Stroll the streets of downtown. As you walk around the colorful shops and buildings, notice an endearing jumble of architectural styles with everything from mock chalets to tumbledown wooden cottages.
Stop in at the Prison Museum. The building that houses Ushuaia's Maritime Museum was actually once an old prison. Constructed at the turn of the 20th century, some 600 convicts occupied 380 cells until the prison's closing in 1947. The history harkens back to a time when the worst of Buenos Aires' populace were banished to the perceived "end of the world." Even today, much of the prison looks unchanged since its doors closed.
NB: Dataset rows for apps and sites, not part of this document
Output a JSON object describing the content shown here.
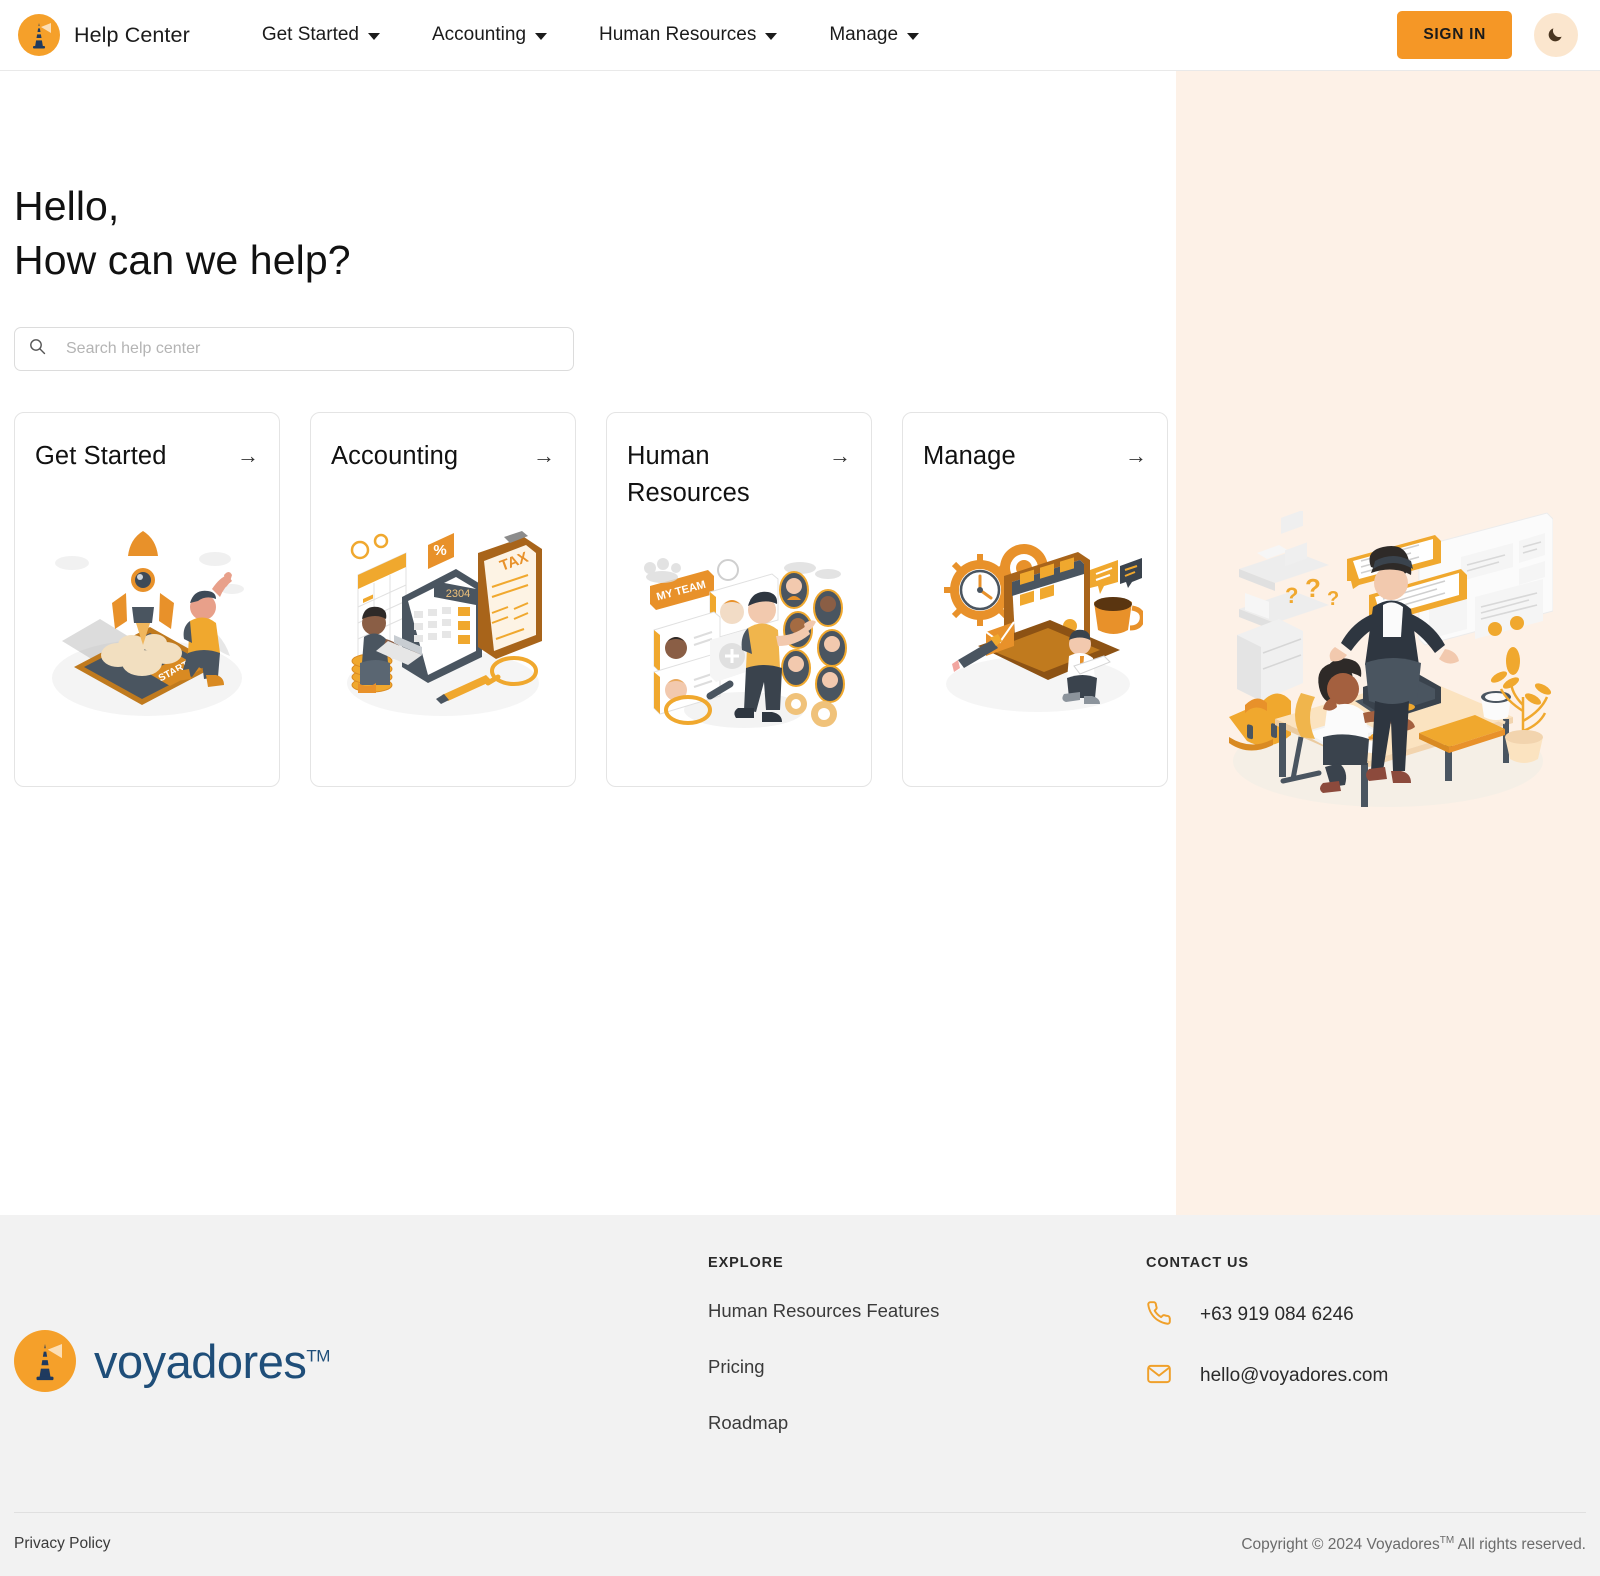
{
  "colors": {
    "accent": "#F59726",
    "logo_orange": "#F5A02A",
    "brand_navy": "#1F4E79",
    "right_panel_bg": "#FDF1E7",
    "footer_bg": "#F2F2F2",
    "toggle_bg": "#FBE6CE"
  },
  "navbar": {
    "logo_icon": "lighthouse-icon",
    "brand_title": "Help Center",
    "links": [
      {
        "label": "Get Started",
        "caret": "chevron-down-icon"
      },
      {
        "label": "Accounting",
        "caret": "chevron-down-icon"
      },
      {
        "label": "Human Resources",
        "caret": "chevron-down-icon"
      },
      {
        "label": "Manage",
        "caret": "chevron-down-icon"
      }
    ],
    "sign_in_label": "SIGN IN",
    "theme_toggle_icon": "moon-icon"
  },
  "hero": {
    "greeting": "Hello,",
    "question": "How can we help?",
    "search": {
      "icon": "search-icon",
      "placeholder": "Search help center",
      "value": ""
    },
    "illustration": "office-help-illustration"
  },
  "cards": [
    {
      "title": "Get Started",
      "arrow": "arrow-right-icon",
      "illustration": "rocket-launch-illustration"
    },
    {
      "title": "Accounting",
      "arrow": "arrow-right-icon",
      "illustration": "tax-calculator-illustration"
    },
    {
      "title": "Human Resources",
      "arrow": "arrow-right-icon",
      "illustration": "my-team-illustration"
    },
    {
      "title": "Manage",
      "arrow": "arrow-right-icon",
      "illustration": "dashboard-gears-illustration"
    }
  ],
  "footer": {
    "logo_icon": "lighthouse-icon",
    "wordmark": "voyadores",
    "wordmark_tm": "TM",
    "explore": {
      "title": "EXPLORE",
      "links": [
        "Human Resources Features",
        "Pricing",
        "Roadmap"
      ]
    },
    "contact": {
      "title": "CONTACT US",
      "phone_icon": "phone-icon",
      "phone": "+63 919 084 6246",
      "email_icon": "mail-icon",
      "email": "hello@voyadores.com"
    },
    "privacy_label": "Privacy Policy",
    "copyright_prefix": "Copyright © 2024 Voyadores",
    "copyright_tm": "TM",
    "copyright_suffix": " All rights reserved."
  }
}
Visit the Museo del Fin del Mundo, or "End of the World" Museum. Located on the waterfront, this small museum features fascinating exhibits on the region's natural and indigenous history. You'll also find extensive bird and sailing exhibits.
Head to Laguna Esmeralda. A few miles outside of Ushuaia, this is an easy afternoon hike for all levels. Also, the shores of this turquoise lake are great for photos and stopping to enjoy nature.
- Sample the local cuisine. The region is famous for its seafood, particularly centolla (king crab). Try it au gratin—it'll likely be the most decadent meal of your trip.
Day 12: Hike to Ojo de Albino Glacier
Today is a full-day guided ice trek to Ojo de Albino Glacier!
After an early breakfast, you'll be picked up and transferred to a trailhead located 12 miles (20 km) from Ushuaia. Upon arrival, meet your guide and talk through a safety briefing before gearing up and entering the path. The first section travels through a forest and several peat bogs, crossing the Tierra Mayor Valley until you reach the Esmeralda Lagoon, which—as its name indicates—amazes the onlooker with its intense green color.
After a photography break, you'll walk around the lagoon in search of beaver dams until you cross the tree line where the ascension becomes more demanding. Notice how the slope is more pronounced through the large rock formations.
You've now entered a steep mountain landscape where you can appreciate the panoramic views of the valley and Laguna Esmeralda below. Keep going until you finally reach the Ojo del Albino Glacier. This part the glacier includes a mass of cracked flat ice, surrounded by sharp peaks, and, at the center, melting water with beautiful icebergs. Depending on the conditions of the ice, your guide will decide if it is safe to carry out a glacier transit.
Either way, you will have lunch surrounded by an imposing landscape. After this well-deserved rest, it's time to start making your way back to the entrance for your return to Ushuaia.
Day 13: Free Day in Ushuaia
Today is a free day in Ushuaia to do as you like! You can spend more time exploring the sites in town, or join an organized excursion.
Suggestions in the area include:
Beagle Channel Cruise: This boat excursion sails through the Beagle Channel, one of the region’s most important waterways named after the HMS Beagle, a 19th-century British ship that once carried Charles Darwin to South America. You'll get breathtaking panoramic views of the city of Ushuaia and the entire bay. Be on the lookout for sightings of diverse marine wildlife such as cormorants and sea lions, especially near the Lobo and De Los Pajaros islands.
Tierra del Fuego National Park: Close to the city for easy access, there are many wonders within the park's 155,000 acres. You can take a 4.3 mile (7 km) hike on a coastal path that follows the Beagle Channel where you'll have prime views of the channel along the way. You'll also pass remnants of ancient settlements once occupied by the Yámana indigenous people.
- Isla Martillo Penguin Excursion: Featuring a Magellanic penguin colony (amongst other species), a guided tour to Isla Martillo includes a hike where you will learn about the penguins' characteristics and natural habitat.
Day 14: Fly from Ushuaia to Buenos Aires - Departure
This morning, head to the Ushuaia airport for your flight to Buenos Aires, then connect to your international flight back home. ¡Buen viaje!